One of the more memorable sequences saw substitute Nigel Clough attempting to decipher Taylor’s instructions before entering the field of play during the 2-0 defeat to Norway. The Liverpool forward had absolutely no idea whether he was meant to be up top, or in the hole. My dad had similar issues with the aerial for our first big telly.
Taylor’s tactical failings had convinced a downbeat media that England were already doomed. But against Holland they started surprisingly brightly. A Tony Dorigo free-kick struck the post, Tony Adams forced a smart save from Ed de Goey. Against all expectation, England were more than a match for their hosts.
Twelve minutes into the second half, they had the chance that their ambition deserved. As Platt charged through on goal, Koeman made his choice. A tug on the shirt. A foul. A linesman’s flag. And shortly, a penalty and a red card.
To the disbelief of the whole stadium, referee Assenmacher opted against both. You could argue that the initial contact was outside the box, but in the realms of catastrophic human decision-making, not giving Koeman a red card is up there with Katie Price’s music career. Entirely un-fucking-justifiable.
On the touchline, the England bench raged. Taylor lamented to the linesman, “Your mate’s just cost me my job.” He was partly right. Though it wasn’t the fella with the whistle who played Gary Pallister at wing-back in Oslo.
With staff and players still seething, England reverted to the incoherent mess of old. The Dutch won a free-kick in dangerous territory. Up stepped Koeman, only for Dorigo to make a heroic block and save the day. Assenmacher, concerned that he hadn’t done quite enough to gift the Oranje victory, ordered it to be re-taken for encroachment.
There were 48 million people living in England at the time. And all but one could see what Koeman was going to do with his second attempt on goal. Sadly, that fucker was playing in goal for the national team.
As ITV commentator Brian Moore screamed, “He’s going to clip one!” David Seaman stayed rooted to the spot. The ball went in the net and England were all but eliminated. A late strike from Dennis Bergkamp sealed their fate.
Though Taylor bore the scars of his England reign and the media vilification for many years, he responded with the dignity characteristic of the man. He was sporting enough to feature in a Yellow Pages advert where he ordered a cake for his successor Terry Venables.
And eventually, after a spell at Wolves, he returned to his spiritual home of Vicarage Road. A decade with a nightmare start had a fairytale finish as he led his beloved Hornets back to the Premier League.
As for Koeman, he made it to USA 94, where the Dutch were dumped out by eventual winners Brazil in the quarter-finals. He finished his career back in Holland with Feyenoord, and even made an appearance on Fantasy Football League’s “Phoenix from the Flames”, in which he recreated that professional foul against a backdrop of gags about Willie Thorne, The Milkybar Kid and Victor Meldrew.

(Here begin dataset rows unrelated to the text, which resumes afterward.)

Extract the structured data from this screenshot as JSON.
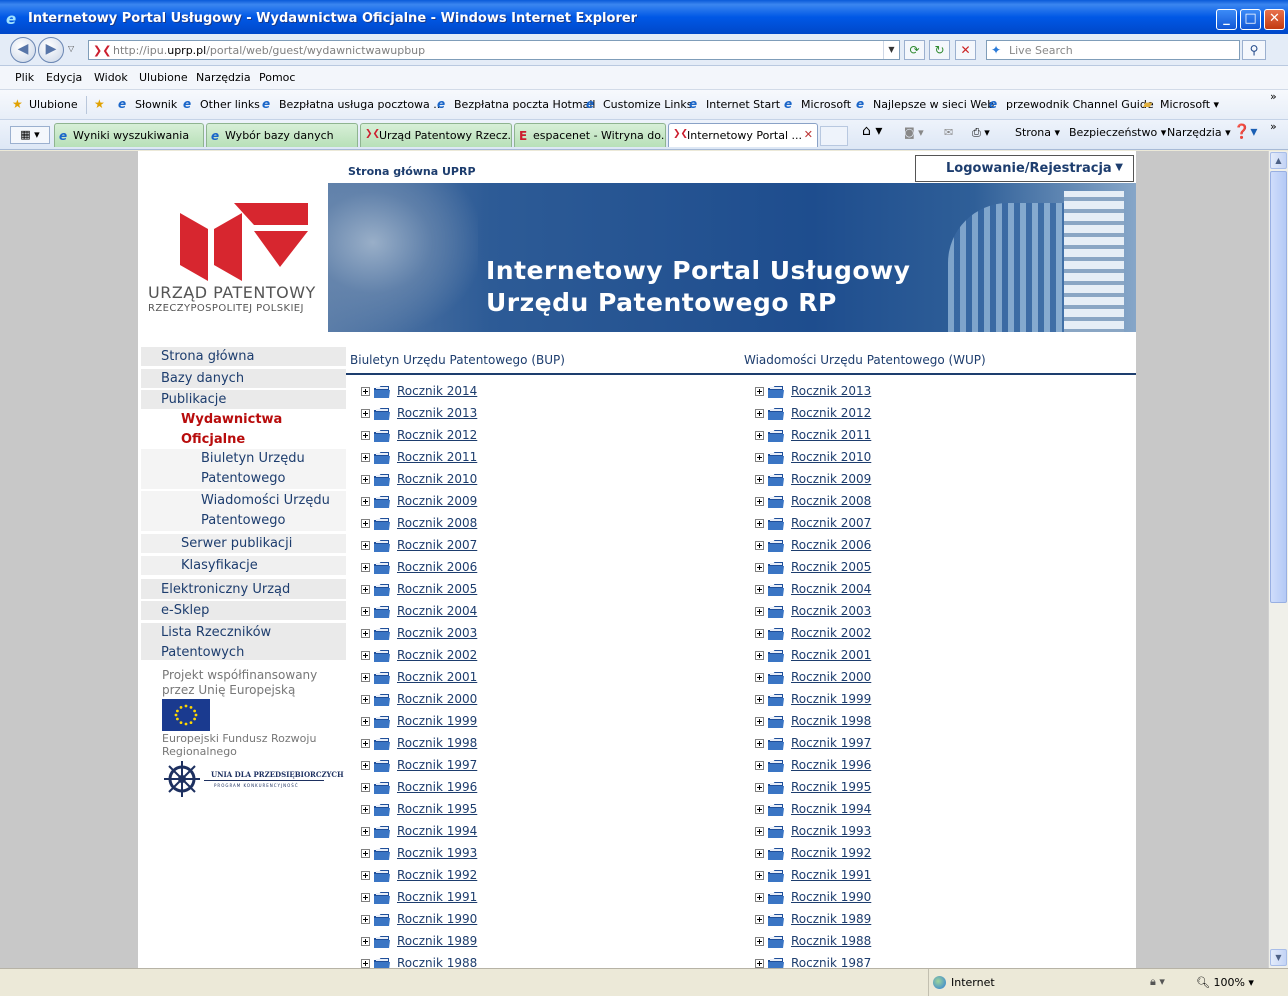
{
  "window": {
    "title": "Internetowy Portal Usługowy - Wydawnictwa Oficjalne - Windows Internet Explorer"
  },
  "address_bar": {
    "url_prefix": "http://ipu.",
    "url_domain": "uprp.pl",
    "url_path": "/portal/web/guest/wydawnictwawupbup",
    "search_placeholder": "Live Search"
  },
  "menu": [
    "Plik",
    "Edycja",
    "Widok",
    "Ulubione",
    "Narzędzia",
    "Pomoc"
  ],
  "favorites": {
    "label": "Ulubione",
    "items": [
      "Słownik",
      "Other links",
      "Bezpłatna usługa pocztowa ...",
      "Bezpłatna poczta Hotmail",
      "Customize Links",
      "Internet Start",
      "Microsoft",
      "Najlepsze w sieci Web",
      "przewodnik Channel Guide",
      "Microsoft"
    ]
  },
  "tabs": [
    "Wyniki wyszukiwania",
    "Wybór bazy danych",
    "Urząd Patentowy Rzecz...",
    "espacenet - Witryna do...",
    "Internetowy Portal ..."
  ],
  "command_bar": {
    "strona": "Strona",
    "bezpieczenstwo": "Bezpieczeństwo",
    "narzedzia": "Narzędzia"
  },
  "header": {
    "home_link": "Strona główna UPRP",
    "login": "Logowanie/Rejestracja",
    "logo_line1": "URZĄD PATENTOWY",
    "logo_line2": "RZECZYPOSPOLITEJ POLSKIEJ",
    "banner_line1": "Internetowy Portal Usługowy",
    "banner_line2": "Urzędu Patentowego RP"
  },
  "nav": {
    "strona_glowna": "Strona główna",
    "bazy_danych": "Bazy danych",
    "publikacje": "Publikacje",
    "wydawnictwa_1": "Wydawnictwa",
    "wydawnictwa_2": "Oficjalne",
    "bup_1": "Biuletyn Urzędu",
    "bup_2": "Patentowego",
    "wup_1": "Wiadomości Urzędu",
    "wup_2": "Patentowego",
    "serwer": "Serwer publikacji",
    "klasyfikacje": "Klasyfikacje",
    "elektroniczny": "Elektroniczny Urząd",
    "esklep": "e-Sklep",
    "rzecznicy_1": "Lista Rzeczników",
    "rzecznicy_2": "Patentowych"
  },
  "eu": {
    "project_1": "Projekt współfinansowany",
    "project_2": "przez Unię Europejską",
    "efrr_1": "Europejski Fundusz Rozwoju",
    "efrr_2": "Regionalnego",
    "unia_1": "UNIA DLA PRZEDSIĘBIORCZYCH",
    "unia_2": "PROGRAM KONKURENCYJNOŚĆ"
  },
  "content": {
    "bup_heading": "Biuletyn Urzędu Patentowego (BUP)",
    "wup_heading": "Wiadomości Urzędu Patentowego (WUP)",
    "bup_years": [
      "Rocznik 2014",
      "Rocznik 2013",
      "Rocznik 2012",
      "Rocznik 2011",
      "Rocznik 2010",
      "Rocznik 2009",
      "Rocznik 2008",
      "Rocznik 2007",
      "Rocznik 2006",
      "Rocznik 2005",
      "Rocznik 2004",
      "Rocznik 2003",
      "Rocznik 2002",
      "Rocznik 2001",
      "Rocznik 2000",
      "Rocznik 1999",
      "Rocznik 1998",
      "Rocznik 1997",
      "Rocznik 1996",
      "Rocznik 1995",
      "Rocznik 1994",
      "Rocznik 1993",
      "Rocznik 1992",
      "Rocznik 1991",
      "Rocznik 1990",
      "Rocznik 1989",
      "Rocznik 1988"
    ],
    "wup_years": [
      "Rocznik 2013",
      "Rocznik 2012",
      "Rocznik 2011",
      "Rocznik 2010",
      "Rocznik 2009",
      "Rocznik 2008",
      "Rocznik 2007",
      "Rocznik 2006",
      "Rocznik 2005",
      "Rocznik 2004",
      "Rocznik 2003",
      "Rocznik 2002",
      "Rocznik 2001",
      "Rocznik 2000",
      "Rocznik 1999",
      "Rocznik 1998",
      "Rocznik 1997",
      "Rocznik 1996",
      "Rocznik 1995",
      "Rocznik 1994",
      "Rocznik 1993",
      "Rocznik 1992",
      "Rocznik 1991",
      "Rocznik 1990",
      "Rocznik 1989",
      "Rocznik 1988",
      "Rocznik 1987"
    ]
  },
  "status": {
    "zone": "Internet",
    "zoom": "100%"
  },
  "icons": {
    "ie_logo": "ie-logo-icon",
    "folder": "folder-icon",
    "expand": "plus-box-icon",
    "search": "search-icon",
    "home": "home-icon",
    "rss": "rss-icon",
    "print": "print-icon",
    "help": "help-icon"
  },
  "colors": {
    "titlebar": "#0058e6",
    "link": "#1d3d6e",
    "active_nav": "#b80c0c",
    "logo_red": "#d7262f",
    "tab_green": "#b8e0b8"
  }
}
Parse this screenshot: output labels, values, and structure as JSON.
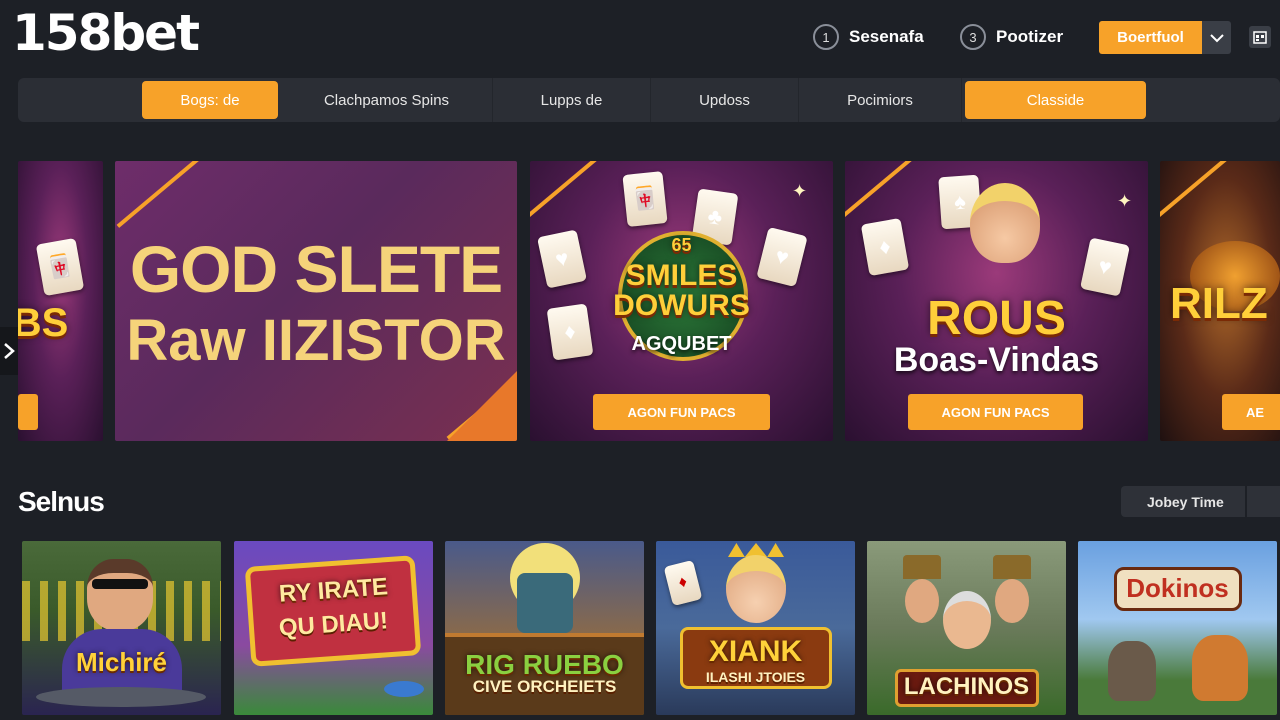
{
  "header": {
    "logo": "158bet",
    "item1": {
      "num": "1",
      "label": "Sesenafa"
    },
    "item2": {
      "num": "3",
      "label": "Pootizer"
    },
    "cta_label": "Boertfuol",
    "accent": "#f7a229"
  },
  "nav": {
    "tabs": [
      {
        "label": "Bogs: de",
        "active": true
      },
      {
        "label": "Clachpamos Spins",
        "active": false
      },
      {
        "label": "Lupps de",
        "active": false
      },
      {
        "label": "Updoss",
        "active": false
      },
      {
        "label": "Pocimiors",
        "active": false
      },
      {
        "label": "Classide",
        "active": true
      }
    ]
  },
  "banners": {
    "b0": {
      "title": "BS",
      "button": ""
    },
    "b1": {
      "title": "GOD SLETE",
      "subtitle": "Raw IIZISTOR"
    },
    "b2": {
      "top": "65",
      "title": "SMILES DOWURS",
      "badge": "AGQUBET",
      "button": "AGON FUN PACS"
    },
    "b3": {
      "title": "ROUS",
      "subtitle": "Boas-Vindas",
      "button": "AGON FUN PACS"
    },
    "b4": {
      "title": "RILZ",
      "button": "AE"
    }
  },
  "section": {
    "title": "Selnus",
    "sort_label": "Jobey Time"
  },
  "games": [
    {
      "name": "Michiré",
      "sub": ""
    },
    {
      "name": "RY IRATE",
      "sub": "QU DIAU!"
    },
    {
      "name": "RIG RUEBO",
      "sub": "CIVE ORCHEIETS"
    },
    {
      "name": "XIANK",
      "sub": "ILASHI JTOIES"
    },
    {
      "name": "LACHINOS",
      "sub": ""
    },
    {
      "name": "Dokinos",
      "sub": ""
    }
  ]
}
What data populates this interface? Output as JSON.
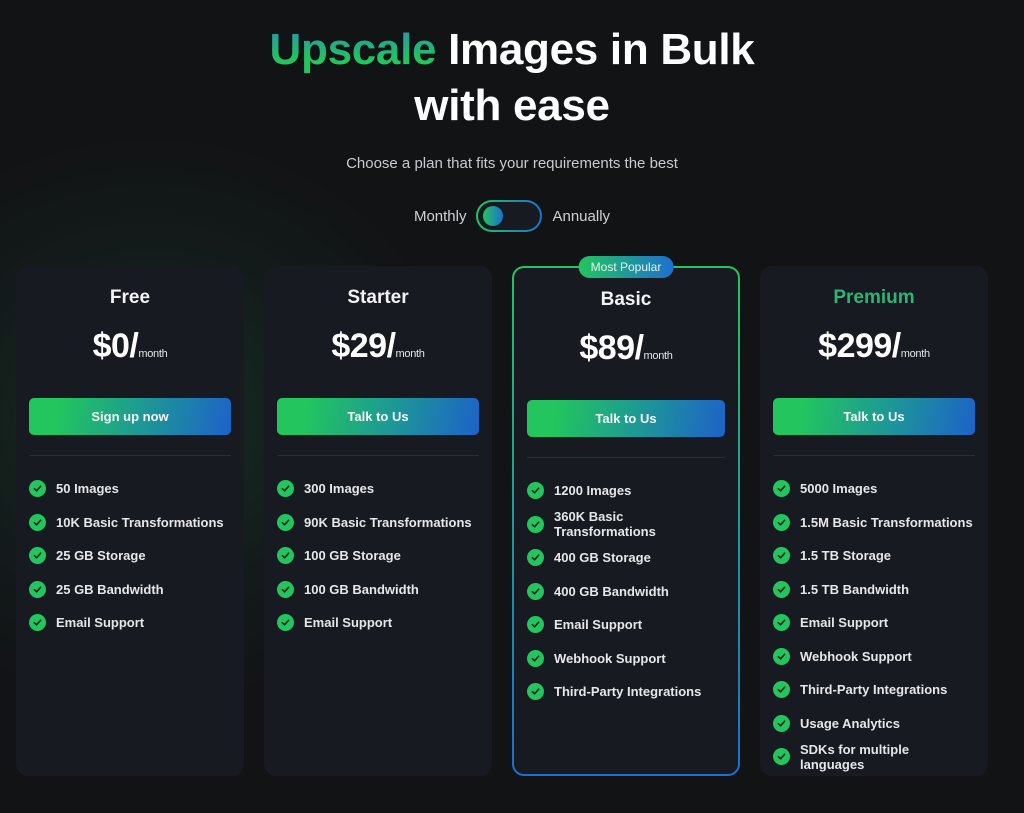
{
  "hero": {
    "title_accent": "Upscale",
    "title_line1_rest": " Images in Bulk",
    "title_line2": "with ease",
    "subtitle": "Choose a plan that fits your requirements the best"
  },
  "billing": {
    "monthly_label": "Monthly",
    "annually_label": "Annually",
    "selected": "Monthly"
  },
  "colors": {
    "accent_green": "#22c55e",
    "accent_blue": "#1d6fd0",
    "card_bg": "#181a21",
    "page_bg": "#121315",
    "premium_title": "#2bb673"
  },
  "plans": [
    {
      "name": "Free",
      "price": "$0/",
      "period": "month",
      "cta": "Sign up now",
      "features": [
        "50 Images",
        "10K Basic Transformations",
        "25 GB Storage",
        "25 GB Bandwidth",
        "Email Support"
      ]
    },
    {
      "name": "Starter",
      "price": "$29/",
      "period": "month",
      "cta": "Talk to Us",
      "features": [
        "300 Images",
        "90K Basic Transformations",
        "100 GB Storage",
        "100 GB Bandwidth",
        "Email Support"
      ]
    },
    {
      "name": "Basic",
      "badge": "Most Popular",
      "price": "$89/",
      "period": "month",
      "cta": "Talk to Us",
      "features": [
        "1200 Images",
        "360K Basic Transformations",
        "400 GB Storage",
        "400 GB Bandwidth",
        "Email Support",
        "Webhook Support",
        "Third-Party Integrations"
      ]
    },
    {
      "name": "Premium",
      "price": "$299/",
      "period": "month",
      "cta": "Talk to Us",
      "features": [
        "5000 Images",
        "1.5M Basic Transformations",
        "1.5 TB Storage",
        "1.5 TB Bandwidth",
        "Email Support",
        "Webhook Support",
        "Third-Party Integrations",
        "Usage Analytics",
        "SDKs for multiple languages"
      ]
    }
  ]
}
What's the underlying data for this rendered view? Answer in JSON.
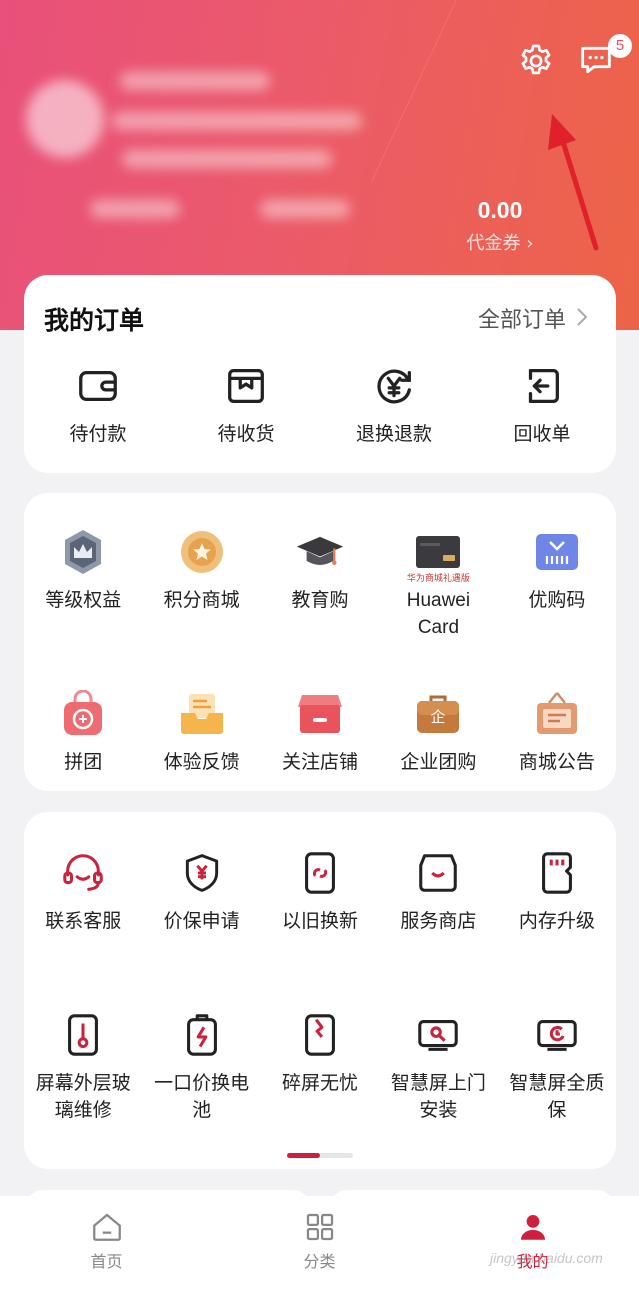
{
  "header": {
    "coupon_value": "0.00",
    "coupon_label": "代金券 ›",
    "message_count": "5",
    "gradient": [
      "#e9507a",
      "#ec6447"
    ]
  },
  "orders": {
    "title": "我的订单",
    "all_label": "全部订单",
    "items": [
      {
        "label": "待付款",
        "icon": "wallet-icon"
      },
      {
        "label": "待收货",
        "icon": "package-icon"
      },
      {
        "label": "退换退款",
        "icon": "yuan-refund-icon"
      },
      {
        "label": "回收单",
        "icon": "recycle-return-icon"
      }
    ]
  },
  "member": {
    "row1": [
      {
        "label": "等级权益",
        "icon": "crown-badge-icon"
      },
      {
        "label": "积分商城",
        "icon": "star-medal-icon"
      },
      {
        "label": "教育购",
        "icon": "graduation-cap-icon"
      },
      {
        "label": "Huawei Card",
        "icon": "gift-card-icon",
        "caption": "华为商城礼遇版"
      },
      {
        "label": "优购码",
        "icon": "barcode-icon"
      }
    ],
    "row2": [
      {
        "label": "拼团",
        "icon": "group-bag-icon"
      },
      {
        "label": "体验反馈",
        "icon": "feedback-box-icon"
      },
      {
        "label": "关注店铺",
        "icon": "store-icon"
      },
      {
        "label": "企业团购",
        "icon": "briefcase-icon"
      },
      {
        "label": "商城公告",
        "icon": "notice-bag-icon"
      }
    ]
  },
  "services": {
    "row1": [
      {
        "label": "联系客服",
        "icon": "headset-icon"
      },
      {
        "label": "价保申请",
        "icon": "price-shield-icon"
      },
      {
        "label": "以旧换新",
        "icon": "phone-trade-icon"
      },
      {
        "label": "服务商店",
        "icon": "service-store-icon"
      },
      {
        "label": "内存升级",
        "icon": "memory-card-icon"
      }
    ],
    "row2": [
      {
        "label": "屏幕外层玻璃维修",
        "icon": "screen-repair-icon"
      },
      {
        "label": "一口价换电池",
        "icon": "battery-icon"
      },
      {
        "label": "碎屏无忧",
        "icon": "broken-screen-icon"
      },
      {
        "label": "智慧屏上门安装",
        "icon": "tv-install-icon"
      },
      {
        "label": "智慧屏全质保",
        "icon": "tv-warranty-icon"
      }
    ]
  },
  "tabbar": [
    {
      "label": "首页",
      "icon": "home-icon"
    },
    {
      "label": "分类",
      "icon": "category-grid-icon"
    },
    {
      "label": "我的",
      "icon": "profile-icon"
    }
  ],
  "watermark": "jingyan.baidu.com",
  "accent_color": "#cf1f3f"
}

It’s a good sketch, but not enough to erase the pain of Rotterdam. For those who remember England in the Nineties, Koeman’s name provokes about as much mirth as Poll Tax.
As the old saying goes, cheating doesn’t make you a permanent shithouse. But it does make you a memorable one.
By Sid Lambert